According to a famous feng shui master in Hong Kong, the omen reminds people “to be aware of wicked people”, and that the policies put forward by the government of Hong Kong could fail this year, although they sounded glamorous in the beginning. According to the South China Morning Post “this is the third bad-luck stick to be selected in a decade; following one in 2003, when Hong Kong was hit by the severe acute respiratory syndrome [SARS] outbreak, and another in 2009, when it was hit by the global financial turmoil”. A fortune teller at Che Kung Temple said the stick meant that certain uncertainties would trouble the economy, and that there would be political turmoil in 2013, especially towards the end of the year.

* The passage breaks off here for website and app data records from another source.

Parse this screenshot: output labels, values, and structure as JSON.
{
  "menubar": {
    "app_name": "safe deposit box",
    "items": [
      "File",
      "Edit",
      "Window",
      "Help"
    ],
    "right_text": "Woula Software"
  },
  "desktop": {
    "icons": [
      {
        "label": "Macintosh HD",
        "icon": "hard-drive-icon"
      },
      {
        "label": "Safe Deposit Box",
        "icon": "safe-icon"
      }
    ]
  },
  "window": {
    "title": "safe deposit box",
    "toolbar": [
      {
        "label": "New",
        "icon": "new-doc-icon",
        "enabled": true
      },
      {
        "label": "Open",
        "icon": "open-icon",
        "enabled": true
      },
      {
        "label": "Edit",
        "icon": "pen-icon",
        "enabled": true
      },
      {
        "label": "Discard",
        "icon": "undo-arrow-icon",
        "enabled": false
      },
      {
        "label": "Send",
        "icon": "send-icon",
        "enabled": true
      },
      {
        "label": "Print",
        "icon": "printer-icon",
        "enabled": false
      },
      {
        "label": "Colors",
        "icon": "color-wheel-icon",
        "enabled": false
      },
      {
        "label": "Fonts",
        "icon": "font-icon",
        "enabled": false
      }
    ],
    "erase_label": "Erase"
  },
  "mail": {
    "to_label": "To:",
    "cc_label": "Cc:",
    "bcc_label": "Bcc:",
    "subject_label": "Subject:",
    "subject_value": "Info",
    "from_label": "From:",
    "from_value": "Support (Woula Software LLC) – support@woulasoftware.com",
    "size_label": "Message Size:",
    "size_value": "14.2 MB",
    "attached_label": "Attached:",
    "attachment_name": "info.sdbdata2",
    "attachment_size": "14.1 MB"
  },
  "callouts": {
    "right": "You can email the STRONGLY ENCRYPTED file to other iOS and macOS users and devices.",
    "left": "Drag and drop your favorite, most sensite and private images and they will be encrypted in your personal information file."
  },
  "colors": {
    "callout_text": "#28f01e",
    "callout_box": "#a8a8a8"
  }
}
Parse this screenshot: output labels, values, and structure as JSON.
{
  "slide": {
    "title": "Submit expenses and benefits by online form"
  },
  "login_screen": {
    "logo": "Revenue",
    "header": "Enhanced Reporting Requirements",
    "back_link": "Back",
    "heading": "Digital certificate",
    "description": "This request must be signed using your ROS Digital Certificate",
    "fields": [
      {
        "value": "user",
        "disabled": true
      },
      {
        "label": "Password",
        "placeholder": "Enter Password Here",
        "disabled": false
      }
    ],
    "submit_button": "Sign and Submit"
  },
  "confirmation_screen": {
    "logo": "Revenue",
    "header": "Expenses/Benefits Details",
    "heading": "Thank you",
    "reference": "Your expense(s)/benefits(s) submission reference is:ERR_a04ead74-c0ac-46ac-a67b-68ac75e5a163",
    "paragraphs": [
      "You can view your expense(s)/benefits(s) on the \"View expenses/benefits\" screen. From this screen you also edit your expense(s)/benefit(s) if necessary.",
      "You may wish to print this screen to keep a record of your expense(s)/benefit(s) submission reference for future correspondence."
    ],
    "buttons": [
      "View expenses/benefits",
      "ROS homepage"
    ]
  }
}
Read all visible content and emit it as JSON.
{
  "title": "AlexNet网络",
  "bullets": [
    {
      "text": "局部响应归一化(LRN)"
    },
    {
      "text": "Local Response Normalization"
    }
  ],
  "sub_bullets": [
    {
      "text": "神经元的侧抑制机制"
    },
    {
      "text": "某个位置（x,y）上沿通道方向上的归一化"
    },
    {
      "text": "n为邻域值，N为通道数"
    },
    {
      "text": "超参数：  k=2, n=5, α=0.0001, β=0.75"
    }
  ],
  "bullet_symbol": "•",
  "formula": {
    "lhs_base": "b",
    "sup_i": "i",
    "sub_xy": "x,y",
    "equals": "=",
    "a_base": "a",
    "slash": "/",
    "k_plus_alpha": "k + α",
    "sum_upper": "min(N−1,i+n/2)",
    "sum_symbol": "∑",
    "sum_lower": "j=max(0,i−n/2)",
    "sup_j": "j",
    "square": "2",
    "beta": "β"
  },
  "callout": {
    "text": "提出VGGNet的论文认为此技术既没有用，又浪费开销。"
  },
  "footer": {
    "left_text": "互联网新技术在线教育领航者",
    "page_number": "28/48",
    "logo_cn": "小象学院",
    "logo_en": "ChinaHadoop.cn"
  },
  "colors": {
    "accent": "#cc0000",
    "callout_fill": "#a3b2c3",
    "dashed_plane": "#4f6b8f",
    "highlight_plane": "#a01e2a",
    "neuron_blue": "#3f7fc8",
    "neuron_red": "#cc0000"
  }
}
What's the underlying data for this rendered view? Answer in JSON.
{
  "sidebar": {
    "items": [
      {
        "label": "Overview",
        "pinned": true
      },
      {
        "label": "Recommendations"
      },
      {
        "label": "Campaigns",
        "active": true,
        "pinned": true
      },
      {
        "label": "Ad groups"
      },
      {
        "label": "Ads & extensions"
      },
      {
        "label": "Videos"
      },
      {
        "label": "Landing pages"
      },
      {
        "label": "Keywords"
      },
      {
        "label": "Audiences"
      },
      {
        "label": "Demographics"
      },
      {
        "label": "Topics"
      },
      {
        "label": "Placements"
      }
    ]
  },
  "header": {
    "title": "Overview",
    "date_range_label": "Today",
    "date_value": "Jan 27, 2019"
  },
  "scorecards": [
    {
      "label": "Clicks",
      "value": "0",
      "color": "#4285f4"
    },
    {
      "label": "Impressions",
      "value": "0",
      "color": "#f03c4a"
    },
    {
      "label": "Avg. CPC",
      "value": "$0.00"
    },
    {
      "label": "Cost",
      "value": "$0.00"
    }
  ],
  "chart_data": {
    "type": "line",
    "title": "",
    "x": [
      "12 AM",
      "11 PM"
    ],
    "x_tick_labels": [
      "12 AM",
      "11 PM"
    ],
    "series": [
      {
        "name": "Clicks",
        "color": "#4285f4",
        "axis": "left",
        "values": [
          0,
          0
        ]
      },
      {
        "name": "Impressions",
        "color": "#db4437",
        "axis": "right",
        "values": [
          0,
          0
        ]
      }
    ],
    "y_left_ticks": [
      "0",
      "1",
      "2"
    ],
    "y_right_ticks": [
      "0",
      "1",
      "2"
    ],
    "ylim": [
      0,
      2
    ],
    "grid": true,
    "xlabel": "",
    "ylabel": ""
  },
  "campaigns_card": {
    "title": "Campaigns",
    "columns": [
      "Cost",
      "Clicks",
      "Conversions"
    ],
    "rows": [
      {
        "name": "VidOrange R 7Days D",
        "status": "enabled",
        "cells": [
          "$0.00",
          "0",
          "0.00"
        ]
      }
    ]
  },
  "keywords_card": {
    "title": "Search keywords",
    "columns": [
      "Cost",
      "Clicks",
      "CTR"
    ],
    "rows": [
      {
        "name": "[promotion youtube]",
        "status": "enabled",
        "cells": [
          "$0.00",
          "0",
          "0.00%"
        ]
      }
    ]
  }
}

The Chief Executive of Hong Kong is already under a lot of pressure, which was amongst others visible during the January 1st demonstrations this year. Prospects for his policies and for Hong Kong’s economic situation do not look good for 2013.
The Catholic response to Chinese New Year
For the Catholic Church in Hong Kong, Chinese New Year 2013 had the worst timing ever. The first day of the lunar year fell on a regular Sunday (the fifth Sunday in the Ordinary Time). And the fourth day of Chinese New Year – the last public holiday in Hong Kong for this festival – falls on Ash Wednesday: in the Catholic tradition a day of fasting and confessing sins, in the Hong Kong calendar a day of more family visits and celebrations. A very bad timing indeed for the Catholic Church!
But the Catholic Church in Hong Kong wouldn’t be the Catholic Church in Hong Kong if it hadn’t been able to slightly adjust itself to local Chinese traditions and customs. And thus a notice from the Chancery of the Hong Kong Diocese said:
Since Ash Wednesday falls on the fourth day of the Lunar New Year, the faithful are dispensed from fast and abstinence on that day. [Also] the Diocesan Liturgy Commission has produced a special liturgy for use on Lunar New Year’s Day, […] so parishes have the option of either using this special liturgy or that of the day, the fifth Sunday of the Year.
The church where I went to on the first day of the Lunar New Year used the specially produced liturgy. I found it good to see that the Catholic Church in Hong Kong is every now and then living up to the ideas of the Second Vatican, which emphasis the idea of ‘inculturalisation’.
All in all, Chinese New Year has been a great time for me – both personally as with regards to research. I have once again been able to get extra insight into the spiritual side of Hong Kong. Of course, I will immediately admit that most people that were present at the Wishing Trees were tourists; and I do assume most people at the temples were there partly out of curiosity. But the fact is that all these people did make wishes, burned incense, and tried to appease the Snake, perhaps thinking – just like me – that at least it couldn’t hurt to try…